In between, Stanwyck also starred in the 1948 thriller Sorry, Wrong Number, her final Academy Award-nominated performance. The 1950s, however, were far less kind, and strong roles came her way with increasing rarity. With Anthony Mann she made The Furies and with Lang she appeared opposite Marilyn Monroe in 1952's Clash by Night, but much of her material found her typecast -- in 1953's All I Desire, she portrayed a heartbroken mother not far removed from the far superior Stella Dallas, while in 1954's Blowing Wild she was yet another tough-as-nails, independent woman. Outside of the all-star Executive Suite, Stanwyck did not appear in another major hit; she let her hair go gray, further reducing her chances of winning plum parts, and found herself cast in a series of low-budget Westerns. Only Samuel Fuller's 1957 picture Forty Guns, a film much revered by the Cahiers du Cinema staff, was of any particular notice. It was also her last film for five years. In 1960, she turned to television to host The Barbara Stanwyck Show, winning an Emmy for her work.

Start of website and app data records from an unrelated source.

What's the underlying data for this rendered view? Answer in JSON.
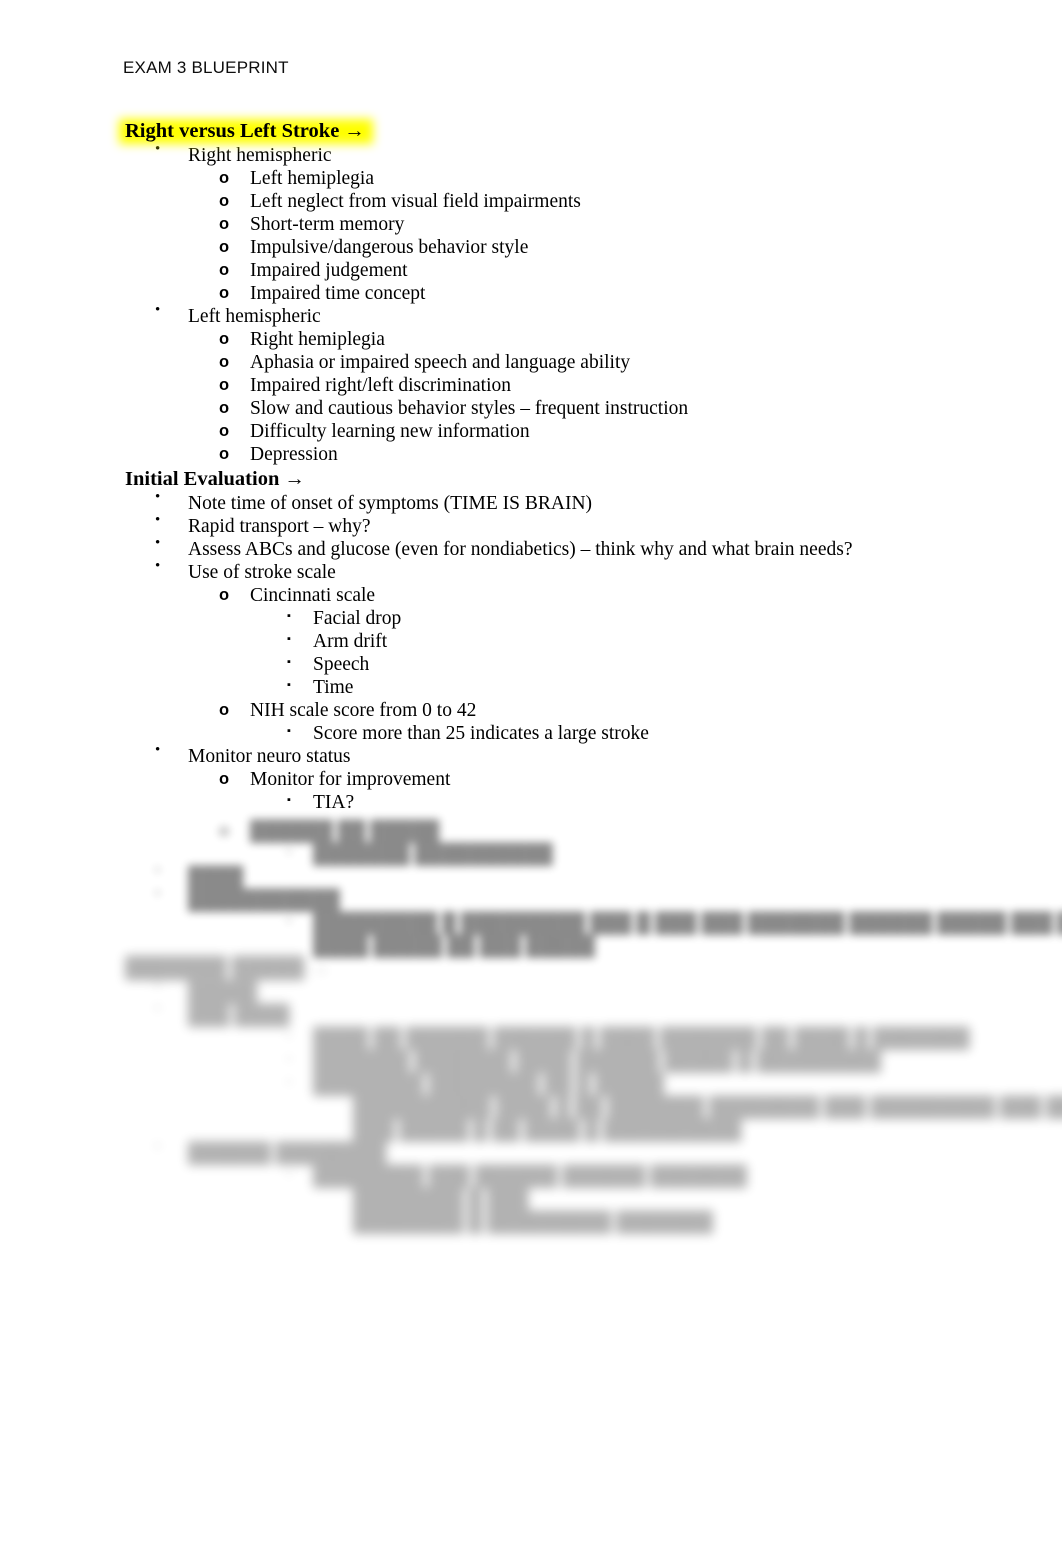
{
  "document": {
    "running_header": "EXAM 3 BLUEPRINT"
  },
  "sections": [
    {
      "heading": "Right versus Left Stroke →",
      "highlighted": true,
      "items": [
        {
          "level": 1,
          "text": "Right hemispheric"
        },
        {
          "level": 2,
          "text": "Left hemiplegia"
        },
        {
          "level": 2,
          "text": "Left neglect from visual field impairments"
        },
        {
          "level": 2,
          "text": "Short-term memory"
        },
        {
          "level": 2,
          "text": "Impulsive/dangerous behavior style"
        },
        {
          "level": 2,
          "text": "Impaired judgement"
        },
        {
          "level": 2,
          "text": "Impaired time concept"
        },
        {
          "level": 1,
          "text": "Left hemispheric"
        },
        {
          "level": 2,
          "text": "Right hemiplegia"
        },
        {
          "level": 2,
          "text": "Aphasia or impaired speech and language ability"
        },
        {
          "level": 2,
          "text": "Impaired right/left discrimination"
        },
        {
          "level": 2,
          "text": "Slow and cautious behavior styles – frequent instruction"
        },
        {
          "level": 2,
          "text": "Difficulty learning new information"
        },
        {
          "level": 2,
          "text": "Depression"
        }
      ]
    },
    {
      "heading": "Initial Evaluation →",
      "highlighted": false,
      "items": [
        {
          "level": 1,
          "text": "Note time of onset of symptoms (TIME IS BRAIN)"
        },
        {
          "level": 1,
          "text": "Rapid transport – why?"
        },
        {
          "level": 1,
          "text": "Assess ABCs and glucose (even for nondiabetics) – think why and what brain needs?"
        },
        {
          "level": 1,
          "text": "Use of stroke scale"
        },
        {
          "level": 2,
          "text": "Cincinnati scale"
        },
        {
          "level": 3,
          "text": "Facial drop"
        },
        {
          "level": 3,
          "text": "Arm drift"
        },
        {
          "level": 3,
          "text": "Speech"
        },
        {
          "level": 3,
          "text": "Time"
        },
        {
          "level": 2,
          "text": "NIH scale score from 0 to 42"
        },
        {
          "level": 3,
          "text": "Score more than 25 indicates a large stroke"
        },
        {
          "level": 1,
          "text": "Monitor neuro status"
        },
        {
          "level": 2,
          "text": "Monitor for improvement"
        },
        {
          "level": 3,
          "text": "TIA?"
        }
      ]
    }
  ],
  "obscured_preview": {
    "note": "Remaining content is blurred out and not legible in the screenshot.",
    "blocks": [
      {
        "heading": null,
        "items": [
          {
            "level": 2,
            "text": "██████ ██ █████"
          },
          {
            "level": 3,
            "text": "███████ ██████████"
          },
          {
            "level": 1,
            "text": "████"
          },
          {
            "level": 1,
            "text": "███████████"
          },
          {
            "level": 3,
            "text": "█████████ █ █████████ ███ █ ███ ███ ███████ ██████ █████ ███ ████ ██ ███ █"
          },
          {
            "level": 3,
            "text": "████ █████ ██ ███ █████"
          }
        ]
      },
      {
        "heading": "███████ █████ →",
        "items": [
          {
            "level": 1,
            "text": "█████"
          },
          {
            "level": 1,
            "text": "███ ████"
          },
          {
            "level": 3,
            "text": "████ ██ ██████ ██████ █ ████ ███████ ██ ████ █ ███████"
          },
          {
            "level": 3,
            "text": "███████ ███████ ████ ██████ █████ █ █████████"
          },
          {
            "level": 3,
            "text": "████████ ████████ ██ █ █████"
          },
          {
            "level": 4,
            "text": "██████████ ████ █ ██ ███████ ████████ ███ █████████ ███ ████ ███ ███"
          },
          {
            "level": 4,
            "text": "███ █████ █ ██ ████ █ ██████████"
          },
          {
            "level": 1,
            "text": "██████ ████████"
          },
          {
            "level": 3,
            "text": "████████ ███ ██████ ██████ ███████"
          },
          {
            "level": 4,
            "text": "████████ █ ███"
          },
          {
            "level": 4,
            "text": "████████ █ █████████ ███████"
          }
        ]
      }
    ]
  },
  "glyphs": {
    "bullet_level1": "•",
    "bullet_level2": "o",
    "bullet_level3": "▪",
    "arrow": "→"
  },
  "colors": {
    "page_background": "#ffffff",
    "text": "#000000",
    "highlight_yellow": "#ffff00"
  }
}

Stanwyck returned to cinemas in 1962, portraying a lesbian madam in the controversial Walk on the Wild Side. Two years later, she co-starred with Elvis Presley in Roustabout. That same year, she appeared in the thriller The Night Walker, and with that, her feature career was over. After rejecting a role in Hush...Hush, Sweet Charlotte, she returned to television to star in the long-running Western series The Big Valley, earning another Emmy for her performance as the matriarch of a frontier family. Upon the show's conclusion, Stanwyck made a TV movie, The House That Would Not Die. She then appeared in two more, 1971's A Taste of Evil and 1973's The Letters, before vanishing from the public eye for the remainder of the decade. In 1981, she was awarded an honorary Oscar; two years later, she was also the recipient of a Lincoln Center Life Achievement Award. Also in 1983, Stanwyck returned to television to co-star in the popular miniseries The Thorn Birds. Two years later, she headlined The Colbys, a spin-off of the hugely successful nighttime soap opera Dynasty. It was her last project before retiring. Stanwyck died January 20, 1990.